Don't know if you can read this map, but we drove south from Mendoza (top of the map) along the base of the Andes, toward the Valle De Uco and a town called Tunujan. After a little over an hour, we pulled off the highway and drove through the town and out into some farms. Finally, we drove up the driveway into our residence for the next two days: Postales del Plata.
Postales is a Lodge on a vineyard in the Uco Valley. They have about 8-9 rooms and have been closed for over a year completely renovating the place. They reopened the DAY we came and we were their first and only guests! Literally, we had a staff of 6 who were only there because we were... which was kind of guilt inducing, but also totally awesome. If you end up in this area one day, and don't go here, you're stupid:

Our room had the old-school key.

Simple, but very tastefully done.

One of the three buildings with rooms (ours on the left)

You stay for the view... Yes, that's a vineyard about 20 steps from our door.


Iphone photo of us deciding that this is when the trip REALLY starts. Forget that dumb bag.

Remember, it's their Spring right now.

So dinner was going to be around 9. They were having a chef drive in from the city, who would be preparing dinner just for us. Crazy. He runs his own restaurant called Fuego - but they're going to use him for the Postales too as it gets up and running. We decided to take a walk around the property before dinner...

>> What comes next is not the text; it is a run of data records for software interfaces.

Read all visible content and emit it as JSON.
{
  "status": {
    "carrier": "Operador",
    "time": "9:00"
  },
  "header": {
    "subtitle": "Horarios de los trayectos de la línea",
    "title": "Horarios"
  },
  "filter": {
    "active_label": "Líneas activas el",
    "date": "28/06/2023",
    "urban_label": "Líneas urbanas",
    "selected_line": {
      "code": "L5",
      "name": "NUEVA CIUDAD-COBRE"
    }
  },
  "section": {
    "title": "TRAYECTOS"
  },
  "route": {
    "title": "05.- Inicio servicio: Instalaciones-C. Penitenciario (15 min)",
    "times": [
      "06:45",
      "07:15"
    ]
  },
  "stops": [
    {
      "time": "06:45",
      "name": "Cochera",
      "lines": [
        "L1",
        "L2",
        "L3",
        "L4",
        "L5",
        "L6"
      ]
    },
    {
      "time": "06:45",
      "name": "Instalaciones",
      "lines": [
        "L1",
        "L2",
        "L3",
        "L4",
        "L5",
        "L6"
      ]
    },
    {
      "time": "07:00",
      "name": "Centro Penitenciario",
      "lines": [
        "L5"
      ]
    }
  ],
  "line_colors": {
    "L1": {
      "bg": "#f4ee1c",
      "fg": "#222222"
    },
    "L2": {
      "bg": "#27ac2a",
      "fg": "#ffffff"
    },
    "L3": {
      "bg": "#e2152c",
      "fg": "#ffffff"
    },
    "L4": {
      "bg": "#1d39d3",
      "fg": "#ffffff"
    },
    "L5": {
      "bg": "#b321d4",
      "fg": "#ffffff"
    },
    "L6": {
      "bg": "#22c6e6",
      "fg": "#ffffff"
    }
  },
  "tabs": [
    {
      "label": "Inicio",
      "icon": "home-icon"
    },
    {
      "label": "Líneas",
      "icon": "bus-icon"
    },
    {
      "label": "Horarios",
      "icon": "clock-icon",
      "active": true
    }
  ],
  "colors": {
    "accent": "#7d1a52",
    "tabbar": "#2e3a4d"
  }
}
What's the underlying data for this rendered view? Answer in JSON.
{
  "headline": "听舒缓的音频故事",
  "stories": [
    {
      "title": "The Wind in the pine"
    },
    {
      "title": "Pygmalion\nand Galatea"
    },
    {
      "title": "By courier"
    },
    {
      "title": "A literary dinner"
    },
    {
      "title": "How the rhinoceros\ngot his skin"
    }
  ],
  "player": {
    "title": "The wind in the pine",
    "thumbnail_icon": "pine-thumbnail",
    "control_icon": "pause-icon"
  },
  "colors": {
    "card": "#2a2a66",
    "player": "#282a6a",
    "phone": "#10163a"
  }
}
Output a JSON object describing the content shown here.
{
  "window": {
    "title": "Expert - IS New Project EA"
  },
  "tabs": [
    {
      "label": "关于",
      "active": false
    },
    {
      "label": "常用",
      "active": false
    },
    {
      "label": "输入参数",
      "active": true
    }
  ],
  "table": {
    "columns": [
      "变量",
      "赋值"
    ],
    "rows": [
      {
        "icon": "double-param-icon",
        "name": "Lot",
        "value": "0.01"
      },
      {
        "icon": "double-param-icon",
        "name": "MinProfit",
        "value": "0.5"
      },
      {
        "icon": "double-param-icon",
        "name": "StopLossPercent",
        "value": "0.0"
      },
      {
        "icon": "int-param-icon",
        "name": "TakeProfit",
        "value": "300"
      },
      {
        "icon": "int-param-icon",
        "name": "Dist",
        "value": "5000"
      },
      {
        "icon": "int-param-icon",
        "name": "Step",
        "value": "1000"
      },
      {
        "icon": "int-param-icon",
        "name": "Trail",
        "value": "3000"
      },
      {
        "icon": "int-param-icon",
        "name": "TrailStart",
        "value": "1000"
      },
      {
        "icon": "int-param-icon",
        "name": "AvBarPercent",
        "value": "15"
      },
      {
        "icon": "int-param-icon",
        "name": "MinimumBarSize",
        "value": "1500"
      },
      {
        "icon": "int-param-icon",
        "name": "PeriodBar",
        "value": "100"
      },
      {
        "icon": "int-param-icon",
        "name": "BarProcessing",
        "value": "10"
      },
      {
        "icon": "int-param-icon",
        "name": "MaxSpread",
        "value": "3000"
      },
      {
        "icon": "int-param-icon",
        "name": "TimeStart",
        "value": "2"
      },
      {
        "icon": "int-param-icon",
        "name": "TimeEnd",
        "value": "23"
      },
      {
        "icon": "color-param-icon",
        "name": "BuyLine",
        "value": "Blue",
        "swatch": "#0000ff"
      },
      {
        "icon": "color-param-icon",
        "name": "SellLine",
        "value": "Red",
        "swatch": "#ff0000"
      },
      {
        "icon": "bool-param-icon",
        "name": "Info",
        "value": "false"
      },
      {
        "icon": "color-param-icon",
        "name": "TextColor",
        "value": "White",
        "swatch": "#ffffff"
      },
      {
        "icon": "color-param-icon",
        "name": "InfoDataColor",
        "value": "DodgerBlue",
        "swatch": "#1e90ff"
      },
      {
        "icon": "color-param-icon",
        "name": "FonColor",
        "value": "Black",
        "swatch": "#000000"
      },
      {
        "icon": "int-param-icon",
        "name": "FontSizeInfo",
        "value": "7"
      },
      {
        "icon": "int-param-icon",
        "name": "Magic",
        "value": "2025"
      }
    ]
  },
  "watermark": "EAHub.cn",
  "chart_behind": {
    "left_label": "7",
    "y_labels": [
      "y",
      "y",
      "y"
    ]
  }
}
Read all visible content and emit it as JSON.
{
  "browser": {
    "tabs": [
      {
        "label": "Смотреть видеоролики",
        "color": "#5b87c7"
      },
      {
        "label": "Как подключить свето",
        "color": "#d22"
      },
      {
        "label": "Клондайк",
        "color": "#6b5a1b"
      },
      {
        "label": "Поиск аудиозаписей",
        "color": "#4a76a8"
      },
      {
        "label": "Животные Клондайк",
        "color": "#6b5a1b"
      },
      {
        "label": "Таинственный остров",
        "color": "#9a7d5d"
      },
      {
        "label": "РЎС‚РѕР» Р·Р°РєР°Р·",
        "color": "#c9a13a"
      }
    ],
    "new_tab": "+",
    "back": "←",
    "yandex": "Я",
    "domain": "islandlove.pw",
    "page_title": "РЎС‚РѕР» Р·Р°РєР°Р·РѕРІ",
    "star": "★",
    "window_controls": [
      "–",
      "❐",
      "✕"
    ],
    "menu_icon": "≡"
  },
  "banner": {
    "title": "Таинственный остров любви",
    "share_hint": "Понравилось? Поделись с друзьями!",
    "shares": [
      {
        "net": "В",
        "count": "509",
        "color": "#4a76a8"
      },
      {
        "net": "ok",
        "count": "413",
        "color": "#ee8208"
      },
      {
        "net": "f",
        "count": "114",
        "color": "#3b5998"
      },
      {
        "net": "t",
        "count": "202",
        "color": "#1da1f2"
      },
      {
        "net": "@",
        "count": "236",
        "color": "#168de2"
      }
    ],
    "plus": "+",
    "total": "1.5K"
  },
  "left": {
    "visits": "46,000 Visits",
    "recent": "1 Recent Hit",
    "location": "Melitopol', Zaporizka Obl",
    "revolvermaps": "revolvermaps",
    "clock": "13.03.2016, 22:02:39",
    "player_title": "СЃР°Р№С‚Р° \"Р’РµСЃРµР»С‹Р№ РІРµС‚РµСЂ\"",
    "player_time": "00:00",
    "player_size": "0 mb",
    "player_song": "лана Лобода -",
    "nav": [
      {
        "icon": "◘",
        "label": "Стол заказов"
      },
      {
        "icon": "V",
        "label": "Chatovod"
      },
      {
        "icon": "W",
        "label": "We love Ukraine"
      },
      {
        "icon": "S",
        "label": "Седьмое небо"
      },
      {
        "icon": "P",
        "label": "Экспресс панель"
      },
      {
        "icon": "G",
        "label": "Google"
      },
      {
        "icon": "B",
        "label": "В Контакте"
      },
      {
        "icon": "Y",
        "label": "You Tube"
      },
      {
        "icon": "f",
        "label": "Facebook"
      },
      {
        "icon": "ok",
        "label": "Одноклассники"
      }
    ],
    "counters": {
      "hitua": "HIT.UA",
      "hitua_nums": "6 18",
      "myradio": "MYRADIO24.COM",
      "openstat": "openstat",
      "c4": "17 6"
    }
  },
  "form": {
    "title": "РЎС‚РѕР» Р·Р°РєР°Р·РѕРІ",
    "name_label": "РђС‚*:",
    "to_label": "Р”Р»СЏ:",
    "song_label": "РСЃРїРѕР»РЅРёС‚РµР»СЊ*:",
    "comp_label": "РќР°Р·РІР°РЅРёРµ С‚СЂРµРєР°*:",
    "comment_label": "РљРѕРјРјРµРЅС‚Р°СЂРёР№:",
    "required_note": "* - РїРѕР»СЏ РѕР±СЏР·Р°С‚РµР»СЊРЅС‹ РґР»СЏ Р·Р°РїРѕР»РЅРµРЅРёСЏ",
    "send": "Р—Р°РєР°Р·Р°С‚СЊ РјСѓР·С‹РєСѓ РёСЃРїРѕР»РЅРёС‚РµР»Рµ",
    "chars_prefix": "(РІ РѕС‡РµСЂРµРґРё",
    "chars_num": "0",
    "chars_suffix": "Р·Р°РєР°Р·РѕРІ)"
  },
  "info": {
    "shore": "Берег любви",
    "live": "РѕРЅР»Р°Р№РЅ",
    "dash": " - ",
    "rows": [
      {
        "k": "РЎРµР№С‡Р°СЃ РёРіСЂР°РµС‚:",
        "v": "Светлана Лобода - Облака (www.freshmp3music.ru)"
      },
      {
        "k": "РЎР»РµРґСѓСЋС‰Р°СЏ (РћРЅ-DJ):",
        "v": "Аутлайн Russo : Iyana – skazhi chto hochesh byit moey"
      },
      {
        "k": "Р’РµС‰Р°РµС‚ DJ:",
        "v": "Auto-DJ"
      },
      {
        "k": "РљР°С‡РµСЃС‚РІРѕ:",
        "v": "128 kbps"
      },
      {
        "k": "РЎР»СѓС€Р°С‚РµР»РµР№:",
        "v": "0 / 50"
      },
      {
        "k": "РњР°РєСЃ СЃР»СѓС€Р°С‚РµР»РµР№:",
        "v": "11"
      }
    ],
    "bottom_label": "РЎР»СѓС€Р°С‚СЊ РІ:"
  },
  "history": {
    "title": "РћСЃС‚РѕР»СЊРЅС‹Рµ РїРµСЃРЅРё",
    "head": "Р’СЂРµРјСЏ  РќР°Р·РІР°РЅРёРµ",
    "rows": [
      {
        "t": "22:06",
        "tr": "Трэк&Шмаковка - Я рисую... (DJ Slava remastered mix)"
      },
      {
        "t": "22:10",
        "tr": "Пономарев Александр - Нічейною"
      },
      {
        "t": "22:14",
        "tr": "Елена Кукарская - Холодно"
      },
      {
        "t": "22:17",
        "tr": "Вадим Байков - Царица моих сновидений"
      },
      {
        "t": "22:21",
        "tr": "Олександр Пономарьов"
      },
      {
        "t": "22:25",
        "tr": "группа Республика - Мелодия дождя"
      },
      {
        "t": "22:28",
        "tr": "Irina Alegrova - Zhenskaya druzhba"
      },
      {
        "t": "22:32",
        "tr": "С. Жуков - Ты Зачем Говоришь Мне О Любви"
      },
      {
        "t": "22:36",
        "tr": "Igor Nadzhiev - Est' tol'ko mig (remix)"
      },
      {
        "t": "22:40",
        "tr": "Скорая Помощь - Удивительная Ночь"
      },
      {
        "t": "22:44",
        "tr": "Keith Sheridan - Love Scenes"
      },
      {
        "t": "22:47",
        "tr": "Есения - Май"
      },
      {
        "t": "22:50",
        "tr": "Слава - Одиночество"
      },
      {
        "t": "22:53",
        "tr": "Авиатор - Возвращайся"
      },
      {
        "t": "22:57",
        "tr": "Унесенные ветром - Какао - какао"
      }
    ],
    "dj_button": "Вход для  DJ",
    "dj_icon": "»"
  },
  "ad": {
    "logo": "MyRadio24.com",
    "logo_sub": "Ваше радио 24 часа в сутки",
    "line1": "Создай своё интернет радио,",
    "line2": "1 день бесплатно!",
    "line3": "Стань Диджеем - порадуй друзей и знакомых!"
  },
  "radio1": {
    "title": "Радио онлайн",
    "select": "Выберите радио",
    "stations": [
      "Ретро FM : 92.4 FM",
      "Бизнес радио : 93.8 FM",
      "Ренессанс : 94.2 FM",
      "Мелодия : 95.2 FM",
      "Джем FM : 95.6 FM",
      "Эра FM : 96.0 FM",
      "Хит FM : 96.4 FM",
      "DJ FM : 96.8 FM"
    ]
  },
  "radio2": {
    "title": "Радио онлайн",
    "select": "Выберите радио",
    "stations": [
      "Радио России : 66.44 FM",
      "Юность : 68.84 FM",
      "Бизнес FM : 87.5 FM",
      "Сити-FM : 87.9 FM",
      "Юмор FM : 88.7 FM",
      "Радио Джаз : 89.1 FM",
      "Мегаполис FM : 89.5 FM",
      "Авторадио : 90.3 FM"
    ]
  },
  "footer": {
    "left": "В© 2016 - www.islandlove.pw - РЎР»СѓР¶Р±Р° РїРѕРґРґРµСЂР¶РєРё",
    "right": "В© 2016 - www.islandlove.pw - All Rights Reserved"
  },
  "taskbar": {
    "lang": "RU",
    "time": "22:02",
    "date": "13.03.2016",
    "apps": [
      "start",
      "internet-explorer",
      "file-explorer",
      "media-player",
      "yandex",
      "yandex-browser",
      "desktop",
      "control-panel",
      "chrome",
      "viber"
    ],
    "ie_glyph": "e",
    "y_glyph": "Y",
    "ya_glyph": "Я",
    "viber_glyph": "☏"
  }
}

Looking back on the lodge...

Pretty rough life.

See the roses by my feet in the picture below? We thought they were a just a nice detail in the landscaping, but as we learned about Bodegas we found out that they are actually there for practical purposes. Roses are more quickly affected by toxins in the soil or dramatic moisture changes. So they plant roses at the head of each row and around the borders to work as indicators of any major problems. Canaries are to miners as roses are to grapes... it is canaries, right?

Ok, so let's talk food, because that's really the point of the trip.
When we got back from the walk we were introduced to Pablo, our chef. He has worked in San Francisco, Buenos Aires, but has settled in Mendoza. Super, super nice guy. We chatted for quite a while, and he passed along a couple of restaurant recommendations for when we were going to be in BA. He told us all about the menu for the evening that he and his Sous-chef, Diego, had prepared.
He prepares everything in the true Argentinian style - by wood oven. So everything we had was oven baked. The roles we ate were fresh out of the oven. The pork ribs were roasted for 4 hours before dinner, served with mashed potatoes and a roasted tomato. He explained that he likes to use very fresh, very flavorful ingredients, so that he can prepare more simple dishes. Like our salad which was arugula, Gouda, oranges, and oil/vinegar. Amazing.

Our waitress was a sweet girl named Italia. She didn't speak much English and was very shy to try it. But she informed us that she had to use us to practice since we were the first - so the three of us talked for quite a while. These are the times I enjoy most on a trip... when you're spending time with the locals, having local cuisine, and really getting a sense for the place. Of course everything seems better when you have good food and good wine.

But for me, the real achievement of the meal, was the flan. Prior to this, I did not like flan. I'd tried it, probably, 3-4 times, and had mediocre to negetive experiences with it across the board. I've never had flan like this. It was more creamy than gelatinous, and it was served with the most smooth dulce de leche I've ever tasted. It was incredible. Kudos to Pablo for being able to completely change my mind about a regional dish!

That's post-dinner bliss.

At the end of dinner, we'd ordered an additional bottle of wine for our room. So we went back, watched Mad Men on the Iphone, sipped wine, and then read until we fell asleep.